Benedict XVI Recalls Childhood and Faith at 85th Birthday Celebration

Special day included Mass of thanksgiving and Bavarian festivities.

(photo: Wikipedia)

Pope Benedict XVI marked his 85th birthday by reflecting on his final years as he celebrated a Mass of thanksgiving in the Vatican’s Pauline Chapel.

“I find myself on the last stretch of my journey in life, and I don’t know what is awaiting me,” said the Pope in his homily.

“I know, however, that the light of God exists, that he is risen, that his light is stronger than any darkness, that God’s goodness is stronger than any evil in this world. And this helps me go forward with confidence.”

Pope Benedict was born and christened Joseph Alois Ratzinger on Holy Saturday, April 16, 1927. At today’s Mass, he thanked his parents for giving him the gift of life and baptism on the same day.

“Life becomes a true gift with it if you can make a promise that is stronger than any evil that will threaten us, if it is dipped into a force that ensures that it is good to be a man,” he said. He explained this is why “birth is associated with rebirth” in baptism, the sacrament which makes us members of the “great, new family of God.”

Before the Mass, Cardinal Angelo Sodano, dean of the College of Cardinals, praised the Pope for his generosity in carrying out “this service of love” as the Successor of Peter.

“Holy Father, may the Lord continue to remain at your side, accomplishing the promise announced by God to the just man in Psalm 90: ‘With long life I will satisfy them and show them my salvation,’” said Cardinal Sodano.

After the Mass, Pope Benedict retired to the Vatican’s Clementine Hall, where he was met by a delegation of bishops and civic leaders from his Bavarian homeland in southern Germany.

They provided him with a birthday display of local culture, including a group of children who performed traditional Bavarian dances, clothed in the region’s traditional garb. The youthful troupe then recited a birthday poem in German before presenting the Pope with flowers and a traditional Bavarian maypole or “Maibaum,” which was covered in ribbons.

Bavaria’s state premier, Horst Seehofer, also presented the Pope with a crucifix carved by the 18th-century Bavarian sculptor Ignaz Günther.

Meanwhile, Cardinal Reinhard Marx of Munich gave Pope Benedict a basket of traditional foodstuffs, including ham, cakes and dark bread, thought to be the Pope’s favorite.

The Pontiff was also serenaded by traditional Bavarian musicians who performed a song that he and his two siblings, Georg and Maria, sang as children while their father, Joseph, played the zither. The Pope’s older brother, Msgr. Georg Ratzinger, was present for today’s festivities.

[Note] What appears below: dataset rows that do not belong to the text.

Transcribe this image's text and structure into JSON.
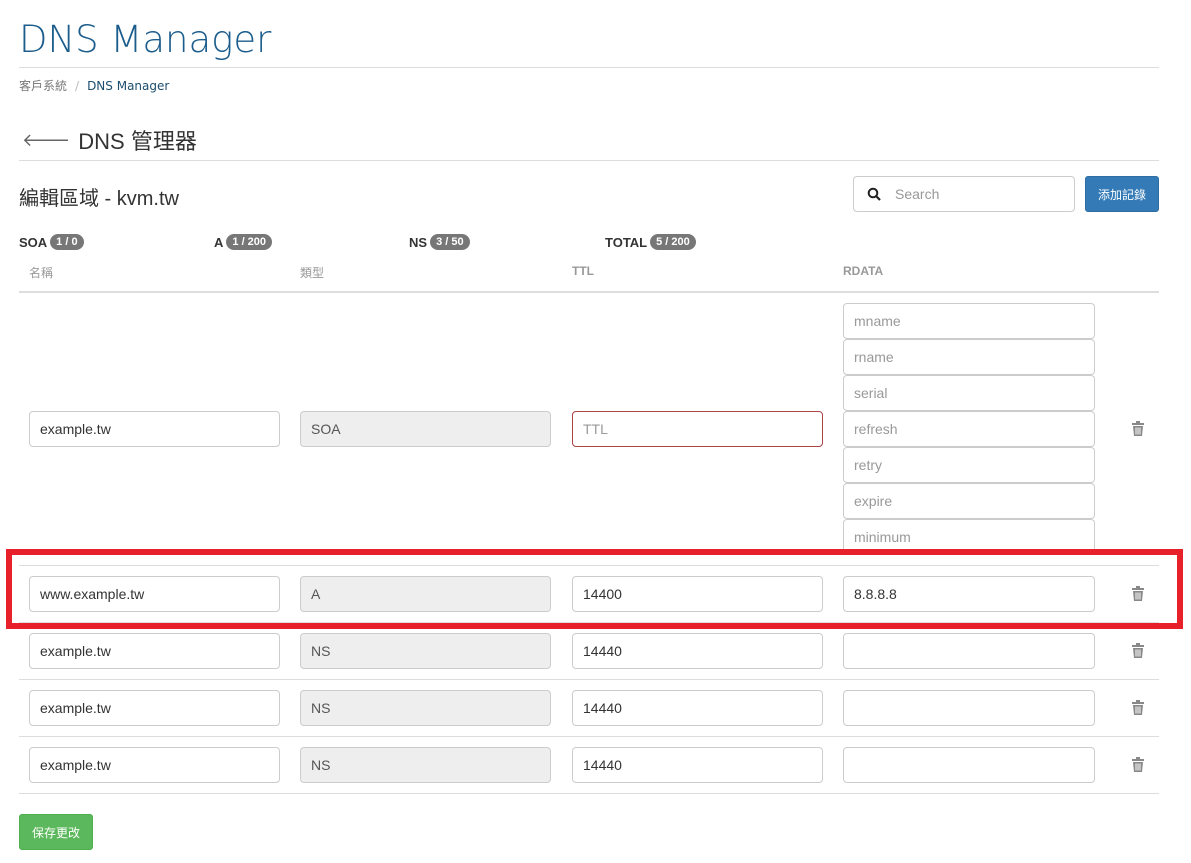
{
  "header": {
    "title": "DNS Manager"
  },
  "breadcrumb": [
    {
      "label": "客戶系統"
    },
    {
      "label": "DNS Manager"
    }
  ],
  "subheader": {
    "title": "DNS 管理器",
    "back_icon": "arrow-left-icon"
  },
  "zone": {
    "title": "編輯區域 - kvm.tw"
  },
  "search": {
    "placeholder": "Search",
    "icon": "search-icon"
  },
  "add_button": "添加記錄",
  "counts": [
    {
      "label": "SOA",
      "badge": "1 / 0"
    },
    {
      "label": "A",
      "badge": "1 / 200"
    },
    {
      "label": "NS",
      "badge": "3 / 50"
    },
    {
      "label": "TOTAL",
      "badge": "5 / 200"
    }
  ],
  "columns": [
    "名稱",
    "類型",
    "TTL",
    "RDATA"
  ],
  "soa": {
    "name": "example.tw",
    "type": "SOA",
    "ttl_placeholder": "TTL",
    "rdata_placeholders": [
      "mname",
      "rname",
      "serial",
      "refresh",
      "retry",
      "expire",
      "minimum"
    ]
  },
  "records": [
    {
      "name": "www.example.tw",
      "type": "A",
      "ttl": "14400",
      "rdata": "8.8.8.8",
      "highlighted": true
    },
    {
      "name": "example.tw",
      "type": "NS",
      "ttl": "14440",
      "rdata": ""
    },
    {
      "name": "example.tw",
      "type": "NS",
      "ttl": "14440",
      "rdata": ""
    },
    {
      "name": "example.tw",
      "type": "NS",
      "ttl": "14440",
      "rdata": ""
    }
  ],
  "save_button": "保存更改",
  "colors": {
    "primary": "#337ab7",
    "success": "#5cb85c",
    "highlight": "#e8202a",
    "title": "#1c5d8c"
  }
}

“This is the sound of my childhood,” said a smiling Pope Benedict to his 150 or so guests.  The gathering concluded with a communal rendition of the Bavarian anthem.